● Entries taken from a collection
════════

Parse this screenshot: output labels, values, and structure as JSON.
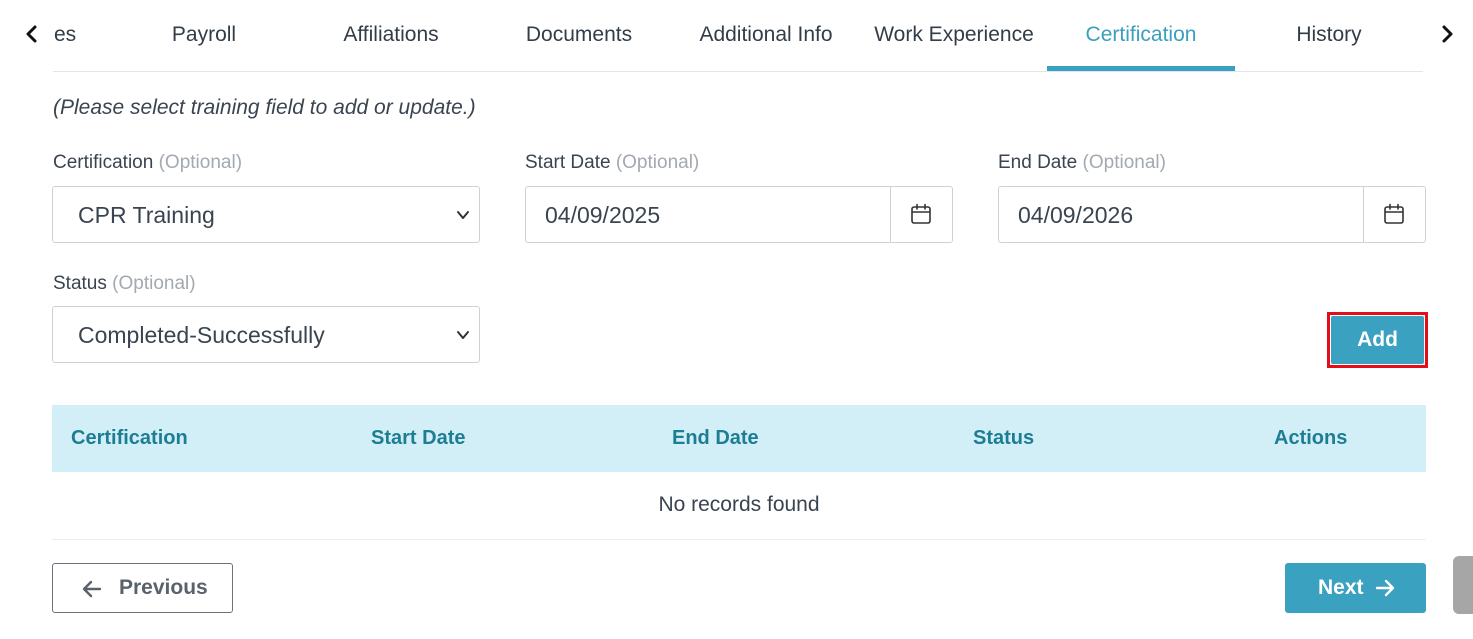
{
  "tabs": {
    "items": [
      {
        "label": "es"
      },
      {
        "label": "Payroll"
      },
      {
        "label": "Affiliations"
      },
      {
        "label": "Documents"
      },
      {
        "label": "Additional Info"
      },
      {
        "label": "Work Experience"
      },
      {
        "label": "Certification",
        "active": true
      },
      {
        "label": "History"
      }
    ],
    "prev_icon": "chevron-left-icon",
    "next_icon": "chevron-right-icon"
  },
  "form": {
    "hint": "(Please select training field to add or update.)",
    "certification": {
      "label": "Certification",
      "optional": "(Optional)",
      "value": "CPR Training"
    },
    "start_date": {
      "label": "Start Date",
      "optional": "(Optional)",
      "value": "04/09/2025"
    },
    "end_date": {
      "label": "End Date",
      "optional": "(Optional)",
      "value": "04/09/2026"
    },
    "status": {
      "label": "Status",
      "optional": "(Optional)",
      "value": "Completed-Successfully"
    },
    "add_label": "Add",
    "add_highlight_color": "#e30e17"
  },
  "table": {
    "columns": [
      "Certification",
      "Start Date",
      "End Date",
      "Status",
      "Actions"
    ],
    "empty_text": "No records found"
  },
  "footer": {
    "previous_label": "Previous",
    "next_label": "Next"
  },
  "colors": {
    "accent": "#3aa1c1",
    "table_header_bg": "#d2eff8",
    "table_header_text": "#1d7e93"
  }
}
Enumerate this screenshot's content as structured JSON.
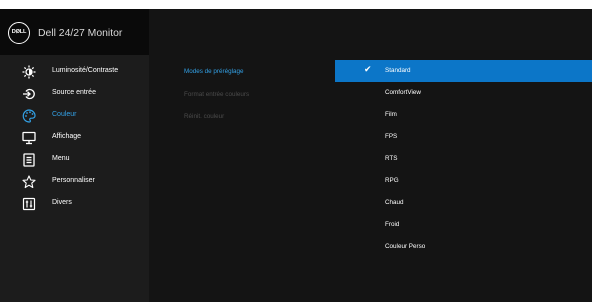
{
  "header": {
    "logo_text": "DØLL",
    "title": "Dell 24/27 Monitor"
  },
  "sidebar": {
    "items": [
      {
        "label": "Luminosité/Contraste",
        "icon": "brightness-icon",
        "active": false
      },
      {
        "label": "Source entrée",
        "icon": "input-source-icon",
        "active": false
      },
      {
        "label": "Couleur",
        "icon": "color-palette-icon",
        "active": true
      },
      {
        "label": "Affichage",
        "icon": "display-icon",
        "active": false
      },
      {
        "label": "Menu",
        "icon": "menu-icon",
        "active": false
      },
      {
        "label": "Personnaliser",
        "icon": "star-icon",
        "active": false
      },
      {
        "label": "Divers",
        "icon": "others-icon",
        "active": false
      }
    ]
  },
  "submenu": {
    "items": [
      {
        "label": "Modes de préréglage",
        "state": "active"
      },
      {
        "label": "Format entrée couleurs",
        "state": "disabled"
      },
      {
        "label": "Réinit. couleur",
        "state": "disabled"
      }
    ]
  },
  "options": {
    "selected_index": 0,
    "check_glyph": "✔",
    "items": [
      {
        "label": "Standard"
      },
      {
        "label": "ComfortView"
      },
      {
        "label": "Film"
      },
      {
        "label": "FPS"
      },
      {
        "label": "RTS"
      },
      {
        "label": "RPG"
      },
      {
        "label": "Chaud"
      },
      {
        "label": "Froid"
      },
      {
        "label": "Couleur Perso"
      }
    ]
  },
  "colors": {
    "accent": "#33a1e6",
    "selection": "#0c76c8",
    "sidebar_bg": "#1c1c1c",
    "panel_bg": "#141414",
    "disabled_text": "#4b4b4b"
  }
}
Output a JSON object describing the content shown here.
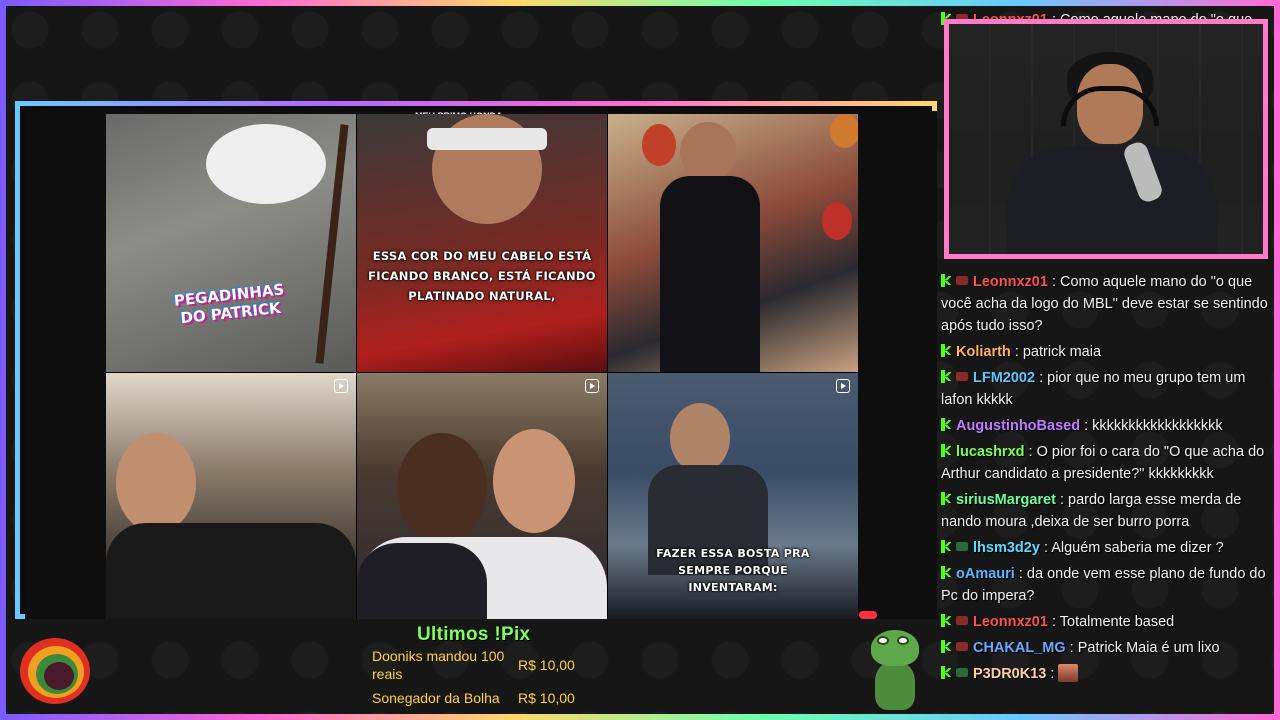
{
  "colors": {
    "kick_green": "#53fc18",
    "pix_title": "#7cff5a",
    "pix_text": "#ffd23a",
    "cam_border": "#ff7ac8"
  },
  "screen_share": {
    "top_text": "MEU PRIMO HONDA",
    "tiles": [
      {
        "caption": "",
        "logo": [
          "PEGADINHAS",
          "DO PATRICK"
        ]
      },
      {
        "caption": "ESSA COR DO MEU CABELO ESTÁ\nFICANDO BRANCO, ESTÁ FICANDO\nPLATINADO NATURAL,"
      },
      {
        "caption": ""
      },
      {
        "caption": ""
      },
      {
        "caption": ""
      },
      {
        "caption": "FAZER ESSA BOSTA PRA\nSEMPRE PORQUE\nINVENTARAM:"
      }
    ]
  },
  "chat": {
    "messages": [
      {
        "user": "Leonnxz01",
        "color": "#ff5050",
        "text": ": Como aquele mano do \"o que",
        "sub": true
      },
      {
        "user": "Leonnxz01",
        "color": "#ff5050",
        "text": ": Como aquele mano do \"o que você acha da logo do MBL\" deve estar se sentindo após tudo isso?",
        "sub": true
      },
      {
        "user": "Koliarth",
        "color": "#ffb35a",
        "text": ": patrick maia",
        "sub": false
      },
      {
        "user": "LFM2002",
        "color": "#5ac8ff",
        "text": ": pior que no meu grupo tem um lafon kkkkk",
        "sub": true
      },
      {
        "user": "AugustinhoBased",
        "color": "#c07aff",
        "text": ": kkkkkkkkkkkkkkkkkk",
        "sub": false
      },
      {
        "user": "lucashrxd",
        "color": "#7cff5a",
        "text": ": O pior foi o cara do \"O que acha do Arthur candidato a presidente?\" kkkkkkkkk",
        "sub": false
      },
      {
        "user": "siriusMargaret",
        "color": "#6aff9a",
        "text": ": pardo larga esse merda de nando moura ,deixa de ser burro porra",
        "sub": false
      },
      {
        "user": "lhsm3d2y",
        "color": "#5adcff",
        "text": ": Alguém saberia me dizer ?",
        "sub": true
      },
      {
        "user": "oAmauri",
        "color": "#5ab4ff",
        "text": ": da onde vem esse plano de fundo do Pc do impera?",
        "sub": false
      },
      {
        "user": "Leonnxz01",
        "color": "#ff5050",
        "text": ": Totalmente based",
        "sub": true
      },
      {
        "user": "CHAKAL_MG",
        "color": "#6aa8ff",
        "text": ": Patrick Maia é um lixo",
        "sub": true
      },
      {
        "user": "P3DR0K13",
        "color": "#ffd0a0",
        "text": ":",
        "sub": true,
        "emote": true
      }
    ]
  },
  "pix": {
    "title": "Ultimos !Pix",
    "donations": [
      {
        "name": "Dooniks mandou 100 reais",
        "amount": "R$ 10,00"
      },
      {
        "name": "Sonegador da Bolha",
        "amount": "R$ 10,00"
      }
    ]
  }
}
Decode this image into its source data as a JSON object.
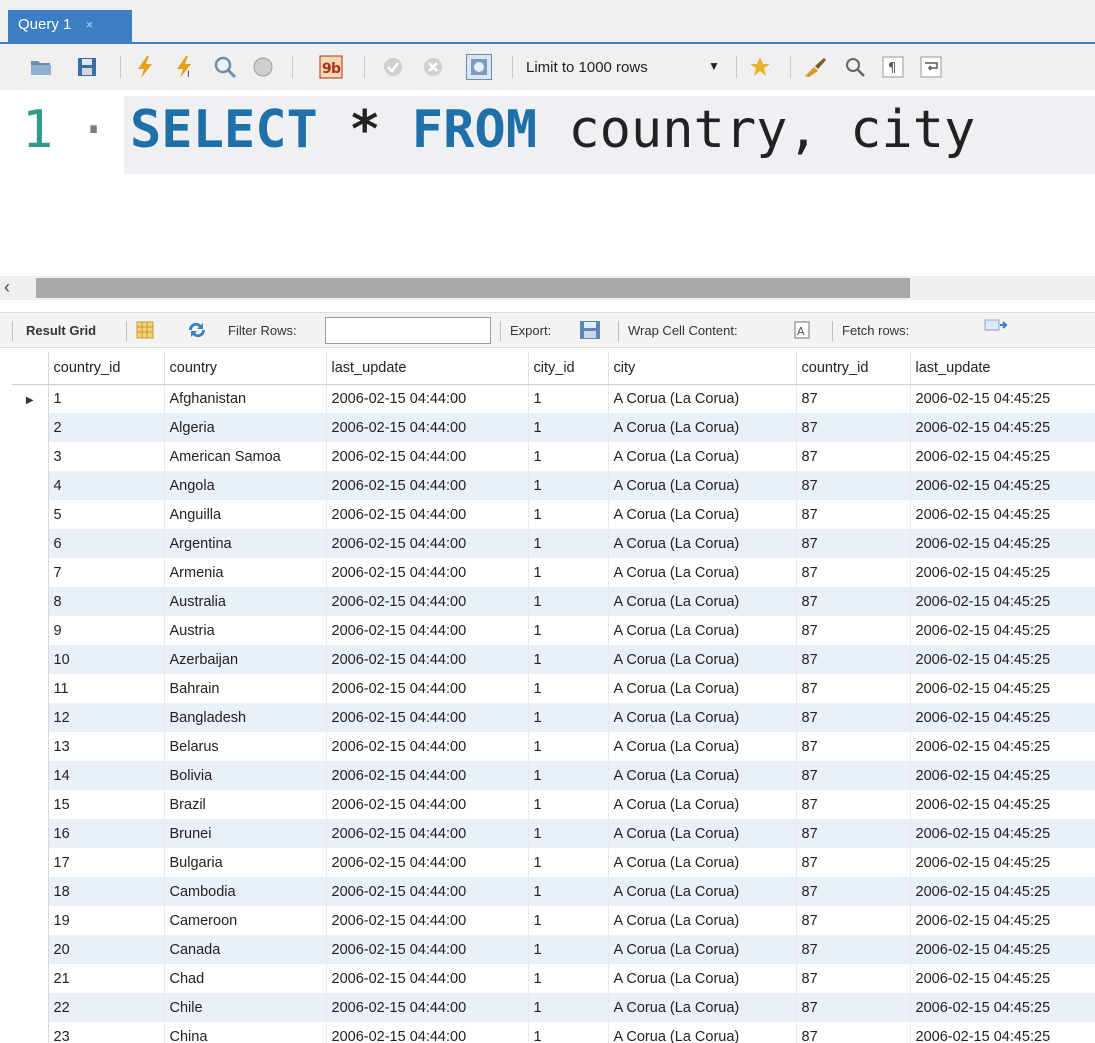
{
  "tab": {
    "title": "Query 1",
    "close": "×"
  },
  "toolbar": {
    "limit_label": "Limit to 1000 rows",
    "icons": [
      "folder-open-icon",
      "save-icon",
      "execute-icon",
      "execute-current-icon",
      "explain-icon",
      "stop-icon",
      "toggle-error-icon",
      "commit-icon",
      "rollback-icon",
      "autocommit-icon",
      "beautify-icon",
      "find-icon",
      "invisible-chars-icon",
      "wrap-icon"
    ]
  },
  "editor": {
    "line_number": "1",
    "line_dot": "·",
    "sql_tokens": {
      "select": "SELECT",
      "star": "*",
      "from": "FROM",
      "rest": " country, city"
    }
  },
  "result_toolbar": {
    "result_grid": "Result Grid",
    "filter_rows": "Filter Rows:",
    "filter_value": "",
    "export": "Export:",
    "wrap": "Wrap Cell Content:",
    "fetch": "Fetch rows:"
  },
  "grid": {
    "columns": [
      "country_id",
      "country",
      "last_update",
      "city_id",
      "city",
      "country_id",
      "last_update"
    ],
    "rows": [
      [
        "1",
        "Afghanistan",
        "2006-02-15 04:44:00",
        "1",
        "A Corua (La Corua)",
        "87",
        "2006-02-15 04:45:25"
      ],
      [
        "2",
        "Algeria",
        "2006-02-15 04:44:00",
        "1",
        "A Corua (La Corua)",
        "87",
        "2006-02-15 04:45:25"
      ],
      [
        "3",
        "American Samoa",
        "2006-02-15 04:44:00",
        "1",
        "A Corua (La Corua)",
        "87",
        "2006-02-15 04:45:25"
      ],
      [
        "4",
        "Angola",
        "2006-02-15 04:44:00",
        "1",
        "A Corua (La Corua)",
        "87",
        "2006-02-15 04:45:25"
      ],
      [
        "5",
        "Anguilla",
        "2006-02-15 04:44:00",
        "1",
        "A Corua (La Corua)",
        "87",
        "2006-02-15 04:45:25"
      ],
      [
        "6",
        "Argentina",
        "2006-02-15 04:44:00",
        "1",
        "A Corua (La Corua)",
        "87",
        "2006-02-15 04:45:25"
      ],
      [
        "7",
        "Armenia",
        "2006-02-15 04:44:00",
        "1",
        "A Corua (La Corua)",
        "87",
        "2006-02-15 04:45:25"
      ],
      [
        "8",
        "Australia",
        "2006-02-15 04:44:00",
        "1",
        "A Corua (La Corua)",
        "87",
        "2006-02-15 04:45:25"
      ],
      [
        "9",
        "Austria",
        "2006-02-15 04:44:00",
        "1",
        "A Corua (La Corua)",
        "87",
        "2006-02-15 04:45:25"
      ],
      [
        "10",
        "Azerbaijan",
        "2006-02-15 04:44:00",
        "1",
        "A Corua (La Corua)",
        "87",
        "2006-02-15 04:45:25"
      ],
      [
        "11",
        "Bahrain",
        "2006-02-15 04:44:00",
        "1",
        "A Corua (La Corua)",
        "87",
        "2006-02-15 04:45:25"
      ],
      [
        "12",
        "Bangladesh",
        "2006-02-15 04:44:00",
        "1",
        "A Corua (La Corua)",
        "87",
        "2006-02-15 04:45:25"
      ],
      [
        "13",
        "Belarus",
        "2006-02-15 04:44:00",
        "1",
        "A Corua (La Corua)",
        "87",
        "2006-02-15 04:45:25"
      ],
      [
        "14",
        "Bolivia",
        "2006-02-15 04:44:00",
        "1",
        "A Corua (La Corua)",
        "87",
        "2006-02-15 04:45:25"
      ],
      [
        "15",
        "Brazil",
        "2006-02-15 04:44:00",
        "1",
        "A Corua (La Corua)",
        "87",
        "2006-02-15 04:45:25"
      ],
      [
        "16",
        "Brunei",
        "2006-02-15 04:44:00",
        "1",
        "A Corua (La Corua)",
        "87",
        "2006-02-15 04:45:25"
      ],
      [
        "17",
        "Bulgaria",
        "2006-02-15 04:44:00",
        "1",
        "A Corua (La Corua)",
        "87",
        "2006-02-15 04:45:25"
      ],
      [
        "18",
        "Cambodia",
        "2006-02-15 04:44:00",
        "1",
        "A Corua (La Corua)",
        "87",
        "2006-02-15 04:45:25"
      ],
      [
        "19",
        "Cameroon",
        "2006-02-15 04:44:00",
        "1",
        "A Corua (La Corua)",
        "87",
        "2006-02-15 04:45:25"
      ],
      [
        "20",
        "Canada",
        "2006-02-15 04:44:00",
        "1",
        "A Corua (La Corua)",
        "87",
        "2006-02-15 04:45:25"
      ],
      [
        "21",
        "Chad",
        "2006-02-15 04:44:00",
        "1",
        "A Corua (La Corua)",
        "87",
        "2006-02-15 04:45:25"
      ],
      [
        "22",
        "Chile",
        "2006-02-15 04:44:00",
        "1",
        "A Corua (La Corua)",
        "87",
        "2006-02-15 04:45:25"
      ],
      [
        "23",
        "China",
        "2006-02-15 04:44:00",
        "1",
        "A Corua (La Corua)",
        "87",
        "2006-02-15 04:45:25"
      ]
    ]
  }
}
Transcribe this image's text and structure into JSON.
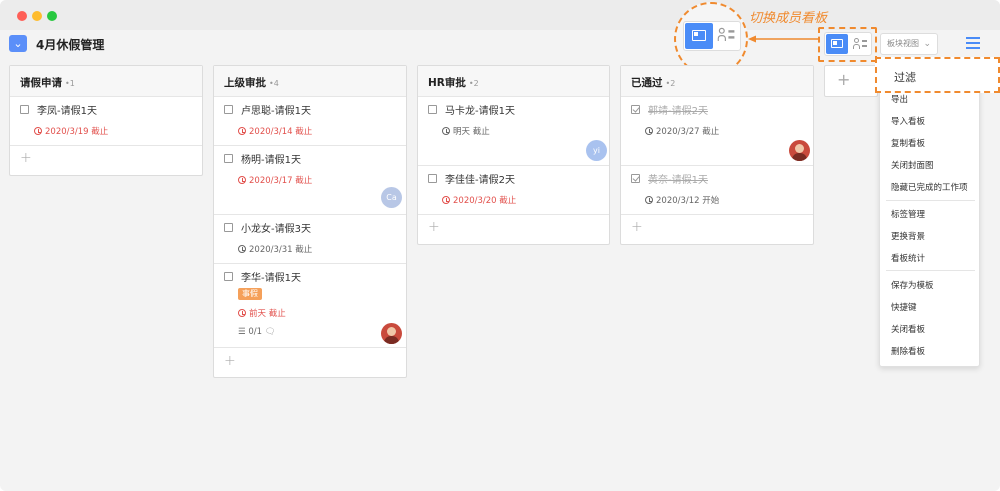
{
  "board": {
    "title": "4月休假管理"
  },
  "annotation": {
    "label": "切换成员看板"
  },
  "view_select": {
    "value": "板块视图"
  },
  "columns": [
    {
      "title": "请假申请",
      "count": "•1",
      "cards": [
        {
          "title": "李凤-请假1天",
          "due": "2020/3/19 截止"
        }
      ]
    },
    {
      "title": "上级审批",
      "count": "•4",
      "cards": [
        {
          "title": "卢思聪-请假1天",
          "due": "2020/3/14 截止"
        },
        {
          "title": "杨明-请假1天",
          "due": "2020/3/17 截止",
          "avatar": "Ca"
        },
        {
          "title": "小龙女-请假3天",
          "due": "2020/3/31 截止"
        },
        {
          "title": "李华-请假1天",
          "tag": "事假",
          "due": "前天 截止",
          "subtasks": "0/1"
        }
      ]
    },
    {
      "title": "HR审批",
      "count": "•2",
      "cards": [
        {
          "title": "马卡龙-请假1天",
          "due": "明天 截止",
          "avatar": "yi"
        },
        {
          "title": "李佳佳-请假2天",
          "due": "2020/3/20 截止"
        }
      ]
    },
    {
      "title": "已通过",
      "count": "•2",
      "cards": [
        {
          "title": "郭靖-请假2天",
          "due": "2020/3/27 截止"
        },
        {
          "title": "黄奈-请假1天",
          "due": "2020/3/12 开始"
        }
      ]
    }
  ],
  "menu": {
    "filter": "过滤",
    "items": [
      "导出",
      "导入看板",
      "复制看板",
      "关闭封面图",
      "隐藏已完成的工作项",
      "标签管理",
      "更换背景",
      "看板统计",
      "保存为模板",
      "快捷键",
      "关闭看板",
      "删除看板"
    ]
  },
  "colors": {
    "accent": "#4a8cf7",
    "annotation": "#f08a2e",
    "due_red": "#e2504c",
    "tag": "#f5a05a"
  }
}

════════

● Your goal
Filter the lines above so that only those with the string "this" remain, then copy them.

● Final answer
Parse this screenshot: output labels, values, and structure as JSON.
Enumerate this screenshot's content as structured JSON.
Decode this image into its source data as a JSON object.
Transcribe this image's text and structure into JSON.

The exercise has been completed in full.